On Monday, Twin Cities actor and writer Sha Cage won an Ivey award for her outstanding performance last fall as a drone fighter pilot in George Brant's "Grounded." On Thursday, Cage previewed "U/G/L/Y," another solo show, but one she crafted herself from family stories and interviews with women about what they see when they look in the mirror.

The one-act, directed by her husband, E.G. Bailey, and playing at the Guthrie Theater's Dowling Studio through Sunday, is a milestone show that keeps company with Ntozake Shange's landmark "For Colored Girls Who've Considered Suicide When the Rainbow Is Enuf" and Kirsten Child's playful "The Bubbly Black Girl Sheds Her Chameleon Skin."

"U/G/L/Y" is not pitched to particular audiences, although it is clearly grounded in Cage's history and the genealogy of strong family women she lays out in the show. Cage is an African-American artist from the rural South, but hers is a broader piece about the psychic costs of beauty standards through the centuries that are now enforced by Hollywood and media. (The production uses video images by Sherine Onukwuwe, including women with bound feet, prodigious behinds and vitiligo.)

Nor is this a bitter rant against the unfairness of it all. In an age of social media self-promotion — over-sharing that sometimes reinforces the archetypes she seeks to escape — "U/G/L/Y" is delivered without affect. This honesty, and some humor, makes it a moving and necessary piece of theater, not simply for the women snapping fingers in agreement at Thursday's preview, but also for all who care to understand.

The enacted stories include one about a young lady who dreams of her Prince Charming (a Mandingo one) before the dream is shattered.

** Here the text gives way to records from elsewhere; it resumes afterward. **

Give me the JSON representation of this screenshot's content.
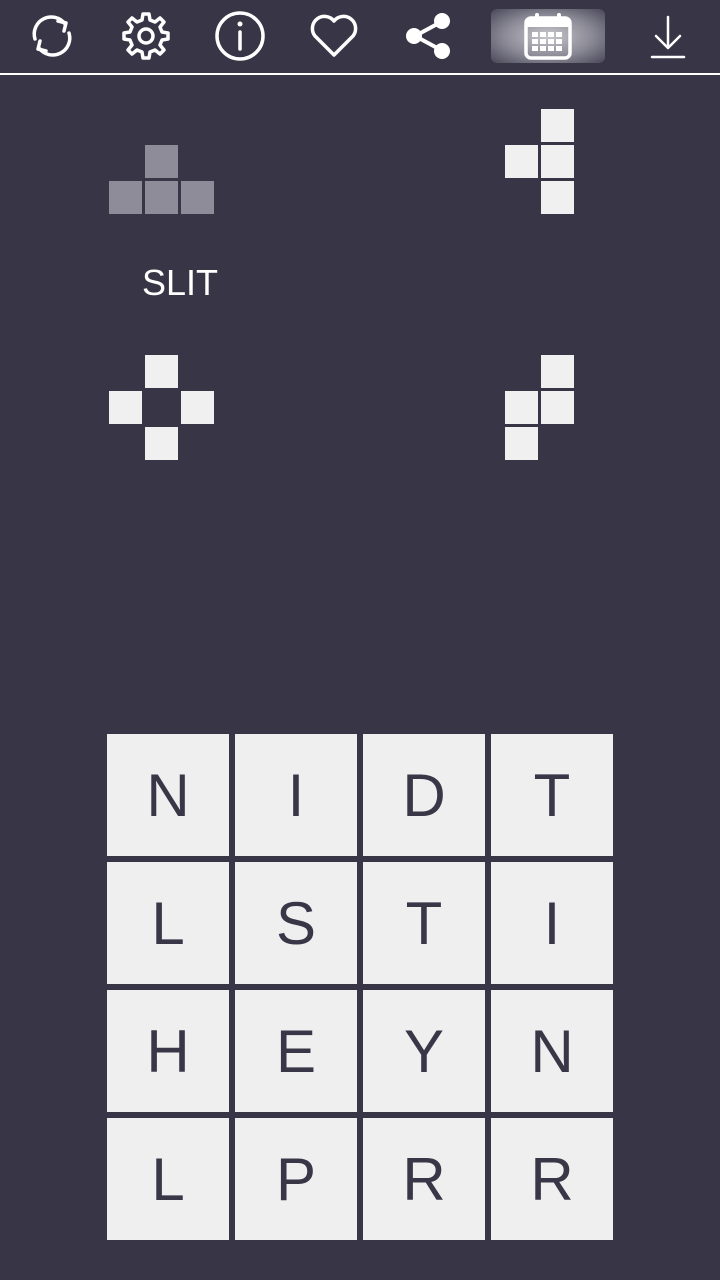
{
  "toolbar": {
    "buttons": [
      {
        "name": "refresh-icon",
        "active": false
      },
      {
        "name": "gear-icon",
        "active": false
      },
      {
        "name": "info-icon",
        "active": false
      },
      {
        "name": "heart-icon",
        "active": false
      },
      {
        "name": "share-icon",
        "active": false
      },
      {
        "name": "calendar-icon",
        "active": true
      },
      {
        "name": "download-icon",
        "active": false
      }
    ]
  },
  "found_word": "SLIT",
  "colors": {
    "background": "#383646",
    "tile": "#efefef",
    "tile_text": "#393747",
    "found_piece": "#8d8c98",
    "unfound_piece": "#f0f0f0"
  },
  "pieces": [
    {
      "id": "t-shape",
      "found": true,
      "cells": [
        [
          0,
          1
        ],
        [
          1,
          0
        ],
        [
          1,
          1
        ],
        [
          1,
          2
        ]
      ]
    },
    {
      "id": "t-shape-left",
      "found": false,
      "cells": [
        [
          0,
          1
        ],
        [
          1,
          0
        ],
        [
          1,
          1
        ],
        [
          2,
          1
        ]
      ]
    },
    {
      "id": "ring",
      "found": false,
      "cells": [
        [
          0,
          1
        ],
        [
          1,
          0
        ],
        [
          1,
          2
        ],
        [
          2,
          1
        ]
      ]
    },
    {
      "id": "s-shape",
      "found": false,
      "cells": [
        [
          0,
          1
        ],
        [
          1,
          0
        ],
        [
          1,
          1
        ],
        [
          2,
          0
        ]
      ]
    }
  ],
  "board": [
    [
      "N",
      "I",
      "D",
      "T"
    ],
    [
      "L",
      "S",
      "T",
      "I"
    ],
    [
      "H",
      "E",
      "Y",
      "N"
    ],
    [
      "L",
      "P",
      "R",
      "R"
    ]
  ]
}
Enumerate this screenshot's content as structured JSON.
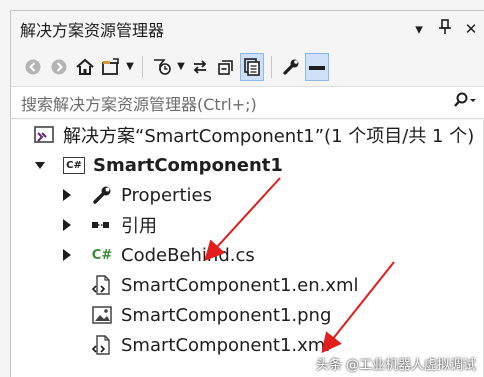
{
  "window": {
    "title": "解决方案资源管理器",
    "dropdown_glyph": "▾",
    "pin_glyph": "ᅮ",
    "close_glyph": "✕"
  },
  "search": {
    "placeholder": "搜索解决方案资源管理器(Ctrl+;)",
    "icon_glyph": "⚲",
    "dropdown_glyph": "▾"
  },
  "tree": {
    "solution_label": "解决方案“SmartComponent1”(1 个项目/共 1 个)",
    "project_label": "SmartComponent1",
    "items": [
      {
        "label": "Properties"
      },
      {
        "label": "引用"
      },
      {
        "label": "CodeBehind.cs"
      },
      {
        "label": "SmartComponent1.en.xml"
      },
      {
        "label": "SmartComponent1.png"
      },
      {
        "label": "SmartComponent1.xml"
      }
    ],
    "csharp_tag": "C#"
  },
  "watermark": "头条 @工业机器人虚拟调试",
  "colors": {
    "accent": "#cde0f7",
    "arrow": "#e41c1c",
    "csharp_green": "#388a34"
  }
}
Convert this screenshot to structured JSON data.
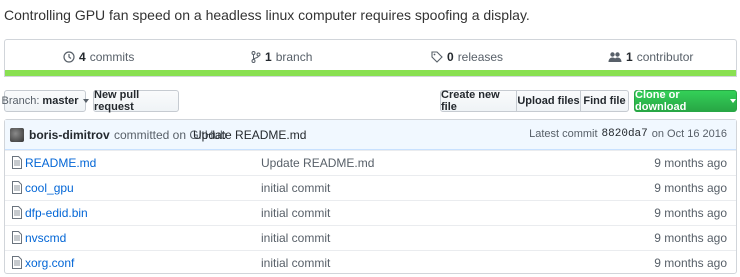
{
  "repo": {
    "description": "Controlling GPU fan speed on a headless linux computer requires spoofing a display."
  },
  "stats": {
    "commits": {
      "num": "4",
      "label": "commits",
      "icon": "history-icon"
    },
    "branches": {
      "num": "1",
      "label": "branch",
      "icon": "branch-icon"
    },
    "releases": {
      "num": "0",
      "label": "releases",
      "icon": "tag-icon"
    },
    "contributors": {
      "num": "1",
      "label": "contributor",
      "icon": "people-icon"
    }
  },
  "language_color": "#89e051",
  "toolbar": {
    "branch_prefix": "Branch:",
    "branch_name": "master",
    "new_pr": "New pull request",
    "create_file": "Create new file",
    "upload_files": "Upload files",
    "find_file": "Find file",
    "clone": "Clone or download"
  },
  "latest_commit": {
    "author": "boris-dimitrov",
    "verb": "committed on GitHub",
    "message": "Update README.md",
    "prefix": "Latest commit",
    "sha": "8820da7",
    "date": "on Oct 16 2016"
  },
  "files": [
    {
      "name": "README.md",
      "message": "Update README.md",
      "age": "9 months ago"
    },
    {
      "name": "cool_gpu",
      "message": "initial commit",
      "age": "9 months ago"
    },
    {
      "name": "dfp-edid.bin",
      "message": "initial commit",
      "age": "9 months ago"
    },
    {
      "name": "nvscmd",
      "message": "initial commit",
      "age": "9 months ago"
    },
    {
      "name": "xorg.conf",
      "message": "initial commit",
      "age": "9 months ago"
    }
  ]
}
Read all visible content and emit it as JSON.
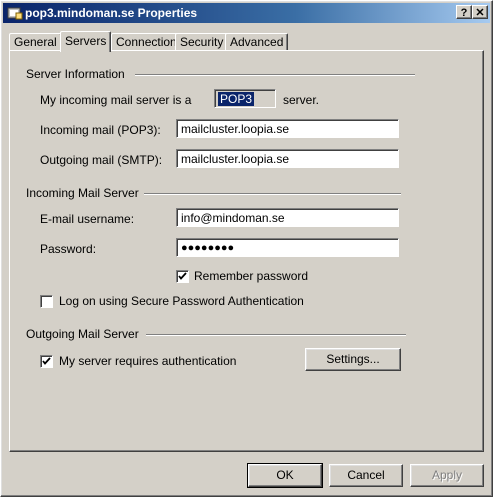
{
  "window": {
    "title": "pop3.mindoman.se Properties",
    "help_glyph": "?",
    "close_glyph": "✕"
  },
  "tabs": [
    {
      "label": "General"
    },
    {
      "label": "Servers",
      "active": true
    },
    {
      "label": "Connection"
    },
    {
      "label": "Security"
    },
    {
      "label": "Advanced"
    }
  ],
  "server_information": {
    "heading": "Server Information",
    "incoming_type_prefix": "My incoming mail server is a",
    "incoming_type_value": "POP3",
    "incoming_type_suffix": "server.",
    "incoming_label": "Incoming mail (POP3):",
    "incoming_value": "mailcluster.loopia.se",
    "outgoing_label": "Outgoing mail (SMTP):",
    "outgoing_value": "mailcluster.loopia.se"
  },
  "incoming_mail_server": {
    "heading": "Incoming Mail Server",
    "username_label": "E-mail username:",
    "username_value": "info@mindoman.se",
    "password_label": "Password:",
    "password_value": "●●●●●●●●",
    "remember_label": "Remember password",
    "remember_checked": true,
    "spa_label": "Log on using Secure Password Authentication",
    "spa_checked": false
  },
  "outgoing_mail_server": {
    "heading": "Outgoing Mail Server",
    "auth_label": "My server requires authentication",
    "auth_checked": true,
    "settings_label": "Settings..."
  },
  "footer": {
    "ok_label": "OK",
    "cancel_label": "Cancel",
    "apply_label": "Apply"
  }
}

Another vignette involves Cage as a silent screen figure, with long, oversized shoes, coming out to entertain. Then there's the woman whose boyfriend would not let her go, and who, three years after they last dated, meets him again with tragic consequences.

Accompanied by violinist Katherine Pehrson, Cage performs on a mostly bare stage that is evocatively lit by Michael Wangen. The two performers have a playful interaction that also points to the occasional levity in a show that begins in the shadows near a shrine of herbs and African masks. There, Cage, under a blanket, rises from the ground. Her movements are labored as she struggles, limb by malformed limb, to shed her wrapping. She could be a mythical creature rising from the sea, or a homeless person waking in Minneapolis.

That image presents a metaphor for the show's themes. What follows is a powerful and, at times, elegantly beautiful exploration of the struggle to be one's true, honest self.